Denver – The Denver Public Schools (DPS) is forging a groundbreaking partnership with two local universities to invest in aspiring teachers’ education while they are still earning an undergraduate teaching degree. College seniors at Metropolitan State University at Denver and the University of Colorado Denver who are working toward a bachelor’s degree and teaching license will have the opportunity to become student teacher residents in a DPS school for a full year under the mentorship of a master teacher. This greatly strengthens the practical learning experience for aspiring teachers in their final year as an undergraduate. The partnership will present an opportunity for student teachers to work directly with a veteran DPS teacher for the year, receiving critical support, mentorship and feedback during their senior year of college before becoming a first year teacher.
The program, called the Denver Student Teacher Residency (STR), will be the first program of its kind in any city in America that DPS is aware of to unite a school system and university partners to provide this type of intensive residency experience for students in their final year of college. The aims of STR will be to better support and train new teachers in an effort to better prepare them for DPS classrooms, leading to more successful new teachers and increased teacher retention. After their year of the residency, student teachers will graduate from college and receive priority hiring status for a full-time job in the Denver Public Schools. By offering a full-year opportunity in a single classroom with a paired mentor teacher, the STR will offer a longer, more sustained, and more focused learning opportunity than traditional student teaching opportunities.

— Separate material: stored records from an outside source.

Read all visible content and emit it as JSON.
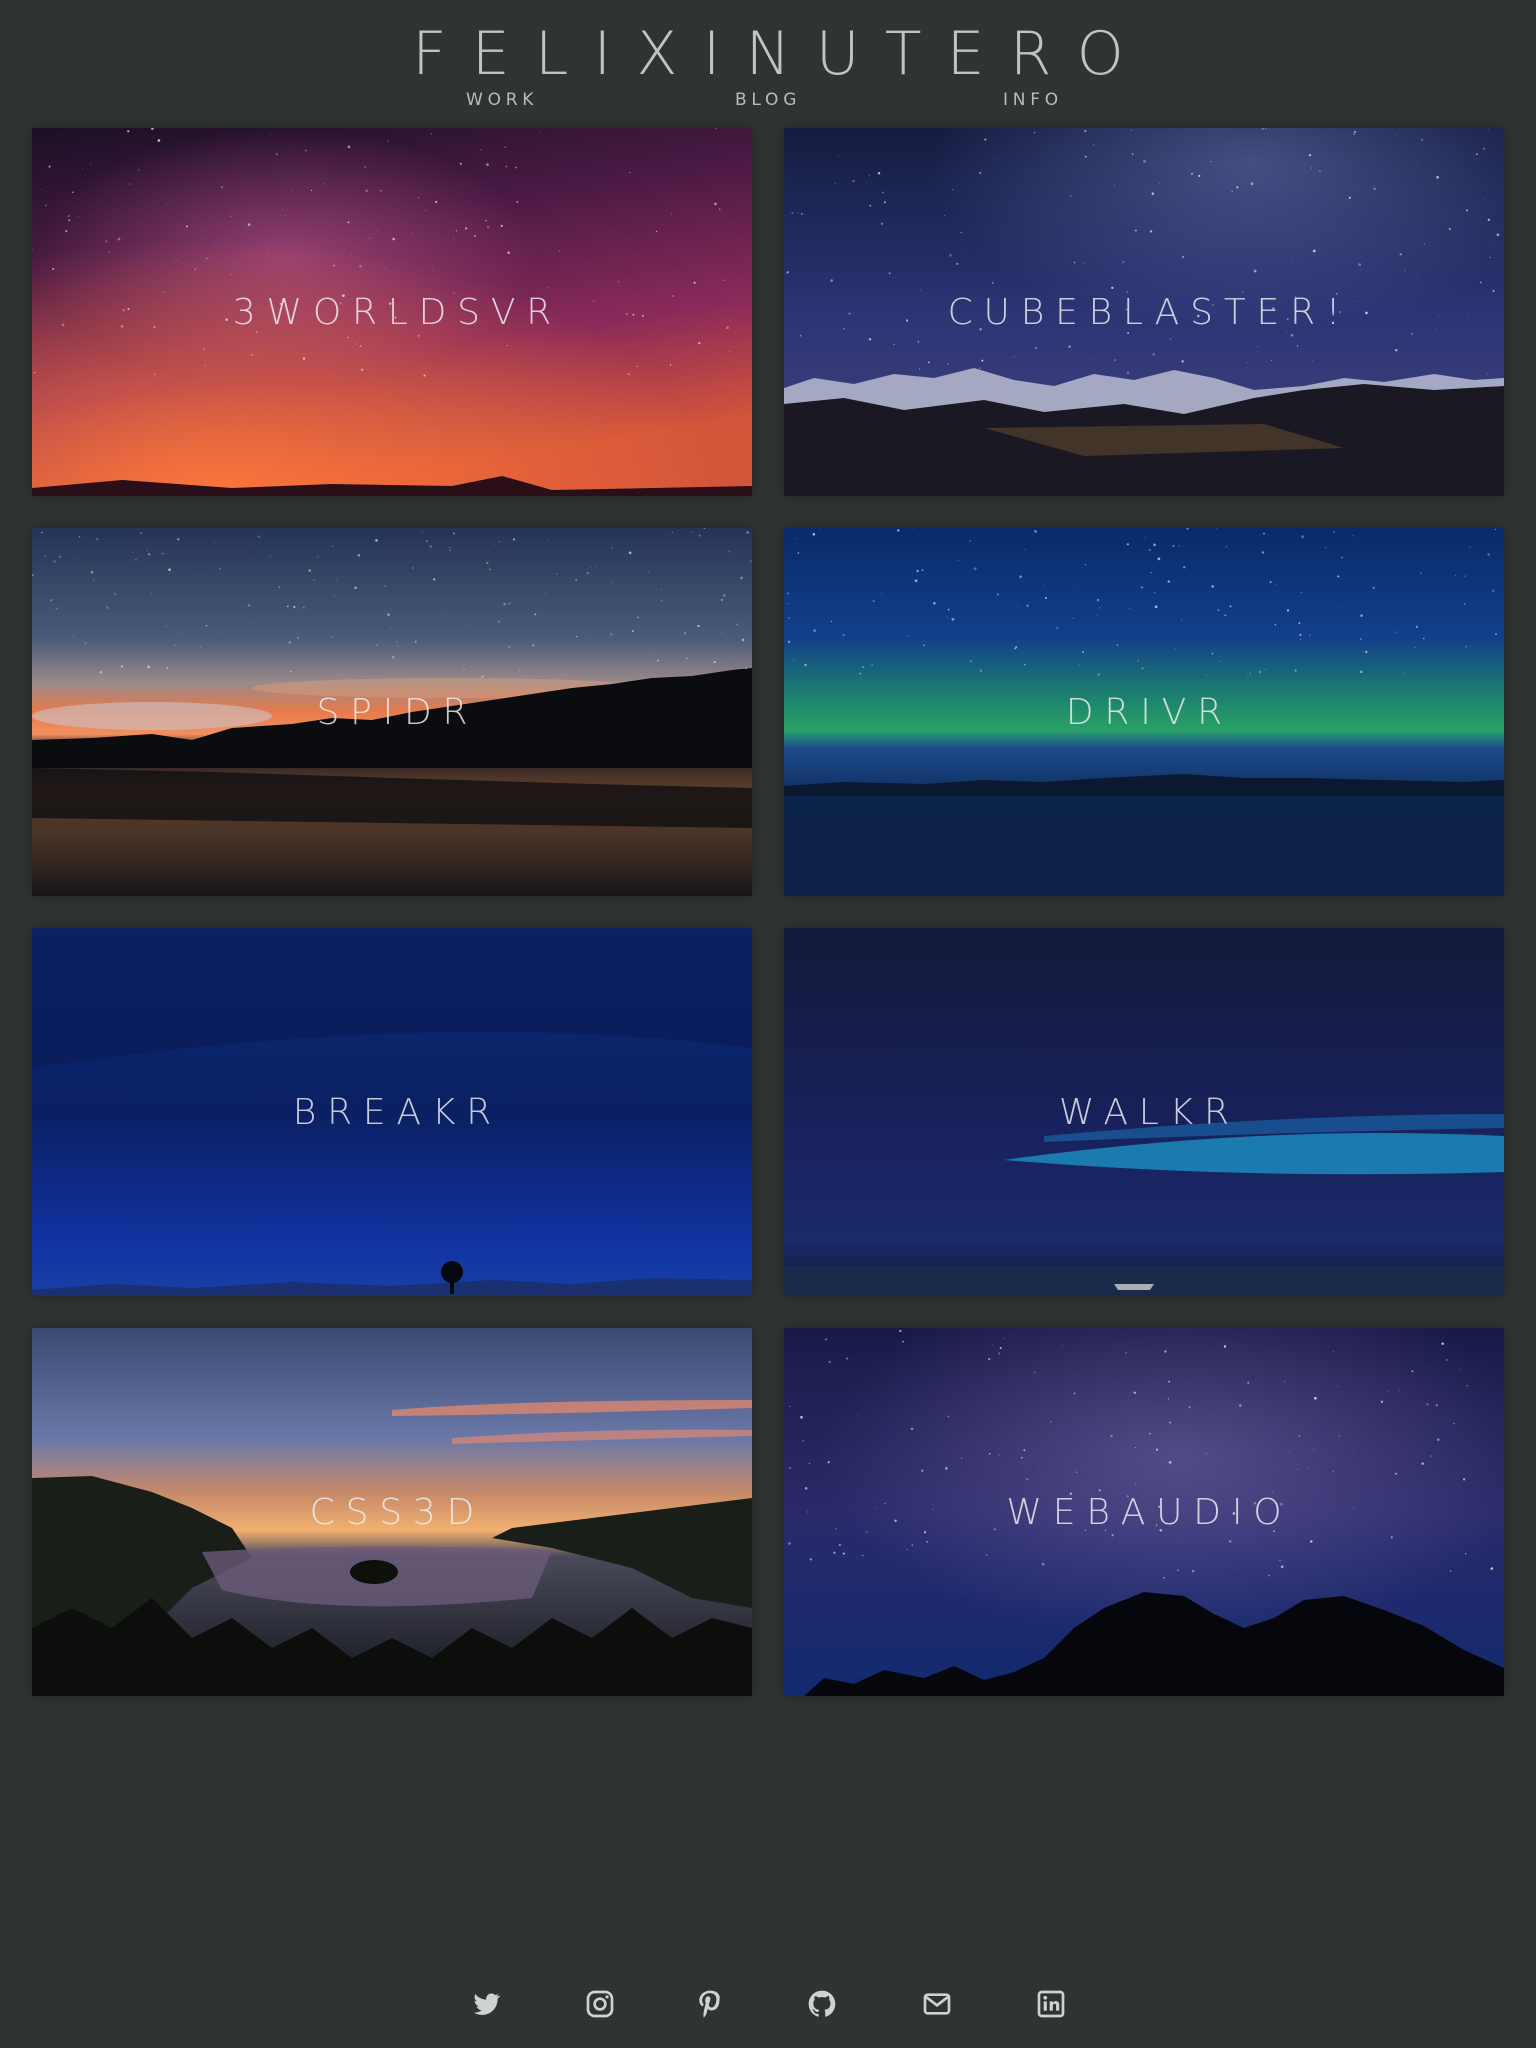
{
  "header": {
    "title": "FELIXINUTERO",
    "nav": [
      {
        "label": "WORK"
      },
      {
        "label": "BLOG"
      },
      {
        "label": "INFO"
      }
    ]
  },
  "projects": [
    {
      "label": "3WORLDSVR",
      "scene": "magenta-milky-way"
    },
    {
      "label": "CUBEBLASTER!",
      "scene": "starry-mountains"
    },
    {
      "label": "SPIDR",
      "scene": "sunset-lake"
    },
    {
      "label": "DRIVR",
      "scene": "aurora-lake"
    },
    {
      "label": "BREAKR",
      "scene": "blue-night-tree"
    },
    {
      "label": "WALKR",
      "scene": "blue-sky-water-boat"
    },
    {
      "label": "CSS3D",
      "scene": "dusk-emerald-bay"
    },
    {
      "label": "WEBAUDIO",
      "scene": "milky-way-trees"
    }
  ],
  "footer": {
    "icons": [
      "twitter-icon",
      "instagram-icon",
      "pinterest-icon",
      "github-icon",
      "email-icon",
      "linkedin-icon"
    ]
  },
  "colors": {
    "background": "#2f3433",
    "text": "#e8eaea",
    "nav_text": "#b7bcbc"
  }
}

“Teaching is a very complex and challenging – and very rewarding – job. The better we can prepare aspiring teachers with real-world, actual classroom teaching experience, mentored by a carefully selected master teacher, the more successful new teachers will be,” said DPS Superintendent Tom Boasberg. “I am very grateful to Metropolitan State University and CU Denver for partnering with us to develop and grow this innovative approach and to the Rose Community Foundation for its generous support to launch the program.”
“This program will provide us with a unique opportunity to work hand-in-hand with our university partners to ‘grow our own’ within the context of our diverse classrooms so that we can meet our shared goals for student growth and learning,” Boasberg added. “With 50 percent of new teachers exiting the teaching profession within their first five years, we must increase our focus on teacher preparation and retention. By being so much better prepared, I believe our first-year teachers will find more success and joy during those critical first years of teaching and stay longer in the profession.”
STR is modeled after the proven success of Denver Teacher Residency, a program that provides a pipeline for professionals in other industries to pursue a career in teaching while earning a master’s degree from the University of Denver. Through DTR, the Denver Public Schools has hired 205 teachers to teach in hard-to-fill teaching positions such as math, special education and English-language acquisition. The program, in its fourth year, has demonstrated strong results, with DTR teachers outperforming novice teachers year-over-year, which is why DPS believes this format for teacher preparation will have a positive impact on the success of college students preparing to become teachers.
“The first year as a teacher is one of the most challenging stages in an educator’s career,” said Joel Leavins, former DTR participant and current teacher at McMeen Elementary. “Given how much DTR benefitted me as a new teacher, I think that having this kind of additional support and mentorship during the critical college years is a tremendous opportunity to help to ensure a smoother transition for our new teachers.”
Once new teachers are hired at DPS, they experience a variety of supports, from mentoring and professional learning courses to classroom observations and feedback, that help them learn to engage students, deliver challenging content and tailor instruction for diverse learners so that they achieve their full potential as effective teachers.
“We are pleased to partner with DPS in this innovative new program, which we see as an opportunity to provide focus in preparing teachers for success in urban schools. Schools where the majority of MSU Denver students have graduated from,” said Dr. Stephen M. Jordan, President of MSU Denver.
“As the largest graduate school of education in Colorado, CU Denver’s School of Education & Human Development (SEHD) looks forward to expanding the options available to our undergraduates through the Student Teacher Residency with DPS,” said Rebecca Kantor, Dean of the School. "This new venture will significantly enhance our rich 20-plus year history of partnering with DPS to prepare exceptional urban teachers. It will allow our candidates to be immersed in strong DPS classrooms for even more time, gain their added endorsement in linguistically diverse education, and it will allow SEHD to more deeply partner with district leaders around the development of curriculum that is context-specific to DPS.”